Alan: So… “That T-shirt”…
Lindsay: Oh, “That T-shirt”? The one that I had to embarrassingly explain to my mom in front of Dani when Dani first met my mom? He was talking about the controversial t-shirt, and my mom was like “What t-shirt”? And Dani was like “Oh, explain it to your mother”. It took me so long to get it out. My mom understood though.
Alan: If the band was so inclined to make one that topped it in terms of being even more controversial or offensive…
Lindsay: I don’t know. We had a joke about one with Judas as a saint, or something stupid. No, I don’t think we can. You can’t top it. I don’t know what else is really offensive. We’ve had so many offensive shirts, but we couldn’t get any more offensive than that. The whole shock-rock thing is dead. Everyone’s done it, and everyone’s done the shocking things, and now we’re just going back to the art form and being all artsy-fartsy and the darkness. Because the being offensive is Dani’s thing on stage. He says what he does on stage and I think that’s what people come out for, his sarcastic humour. There’s a huge misconception with Cradle of Filth. I get messages on a daily basis, with angry Christian mothers after me thinking I’m such a bad influence and everyone in the band are Satanists or they hate religion. Well, no… Rich is a guitar teacher and he teaches children how to play guitar. I’m a first nation native American and I’m a very compassionate vegan. They think that we’re this group of bad people just because of the band’s history. I wish people wouldn’t be so ignorant and just do their research. We’re here making art and playing music at the end of the day. That’s what it’s about. It’s in this outfit and I understand how people can have that misconception of it, but it’s like “Do your research before you come at me.”

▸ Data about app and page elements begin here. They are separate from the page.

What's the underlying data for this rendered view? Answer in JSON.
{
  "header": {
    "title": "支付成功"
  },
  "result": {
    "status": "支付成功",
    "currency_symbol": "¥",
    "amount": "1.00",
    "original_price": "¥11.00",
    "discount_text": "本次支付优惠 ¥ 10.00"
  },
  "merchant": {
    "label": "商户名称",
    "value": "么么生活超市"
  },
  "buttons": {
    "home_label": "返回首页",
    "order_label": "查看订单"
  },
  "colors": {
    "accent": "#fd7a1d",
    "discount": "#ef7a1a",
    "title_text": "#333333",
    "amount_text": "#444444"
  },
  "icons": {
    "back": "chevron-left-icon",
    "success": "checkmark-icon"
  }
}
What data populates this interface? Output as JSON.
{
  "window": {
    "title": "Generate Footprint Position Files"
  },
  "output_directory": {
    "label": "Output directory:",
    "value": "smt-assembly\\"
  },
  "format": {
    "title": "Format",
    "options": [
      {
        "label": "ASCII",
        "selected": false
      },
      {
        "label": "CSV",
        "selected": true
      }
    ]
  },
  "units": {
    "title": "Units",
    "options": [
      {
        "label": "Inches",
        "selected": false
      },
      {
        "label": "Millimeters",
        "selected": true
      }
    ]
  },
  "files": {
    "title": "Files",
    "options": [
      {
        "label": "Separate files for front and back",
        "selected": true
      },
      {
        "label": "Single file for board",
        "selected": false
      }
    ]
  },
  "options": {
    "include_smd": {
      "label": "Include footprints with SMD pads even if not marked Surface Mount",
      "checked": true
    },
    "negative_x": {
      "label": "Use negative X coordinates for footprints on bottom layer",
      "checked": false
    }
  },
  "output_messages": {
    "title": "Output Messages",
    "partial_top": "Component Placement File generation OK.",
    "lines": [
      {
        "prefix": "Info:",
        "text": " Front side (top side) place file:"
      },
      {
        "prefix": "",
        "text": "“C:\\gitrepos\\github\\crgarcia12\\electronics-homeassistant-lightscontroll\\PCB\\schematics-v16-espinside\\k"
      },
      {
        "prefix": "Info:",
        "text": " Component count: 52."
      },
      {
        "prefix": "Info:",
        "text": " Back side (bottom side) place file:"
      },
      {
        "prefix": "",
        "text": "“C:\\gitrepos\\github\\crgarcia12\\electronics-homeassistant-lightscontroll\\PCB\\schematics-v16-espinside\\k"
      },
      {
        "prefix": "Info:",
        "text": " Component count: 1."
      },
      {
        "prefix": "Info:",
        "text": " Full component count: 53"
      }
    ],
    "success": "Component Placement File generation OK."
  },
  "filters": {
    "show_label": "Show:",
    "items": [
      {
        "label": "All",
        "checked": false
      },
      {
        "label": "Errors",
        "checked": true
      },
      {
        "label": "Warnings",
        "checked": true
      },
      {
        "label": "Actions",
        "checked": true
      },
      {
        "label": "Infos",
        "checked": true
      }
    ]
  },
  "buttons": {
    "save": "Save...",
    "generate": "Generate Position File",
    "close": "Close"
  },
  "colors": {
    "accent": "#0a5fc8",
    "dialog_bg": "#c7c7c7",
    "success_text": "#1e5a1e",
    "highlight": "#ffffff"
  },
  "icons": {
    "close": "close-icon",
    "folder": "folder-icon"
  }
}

Alan: True. One hypothetical question. You’re being urgently evacuated because of a disaster or whatever. What three thing will you grab on your way out?
Lindsay: My phone. I don’t know though. It depends on the disaster, whether I’ll have cellular signal. What would I need? A bottle of water, a protein bar, and my phone!
Alan: That’ll keep you going for about ten minutes! Finally, what else is to come for Cradle of Filth?
Lindsay: That’s pretty much it. We just want to keep going. As an international band, there’s a lot things that we have to overcome, but there’s a lot of big positive changes happening for the band in the next while and the internal infrastructure.
Alan: Does that mean lineup changes?
Lindsay: No, no, no. Nothing to do with the band. The band is staying as is. It’s just other people that work with us. We’re staying with our label and everything is fine. It’s just certain people are coming in and we just want to work on a bigger scale again and we want to be more efficient. And we’re going to be able to do that. That’s what we’re focusing on. I’m excited to get back to focusing on the music again. I had this conversation with the boys the other day. I’m split down the middle. I love touring, but I love being in the studio. When I’m touring I miss the studio and vice versa. So it’s always about finding that balance, and if you can do half and half, that’s kind of what we’re aiming for. I’m excited to get back to composing again for Cradle of Filth and I think everyone else is too.
Alan: Great! Well we look forward to hearing some more new music again soon. And good luck with the show tonight.
Lindsay: Thank you. I hope it turns out ok! I hope you enjoy the show.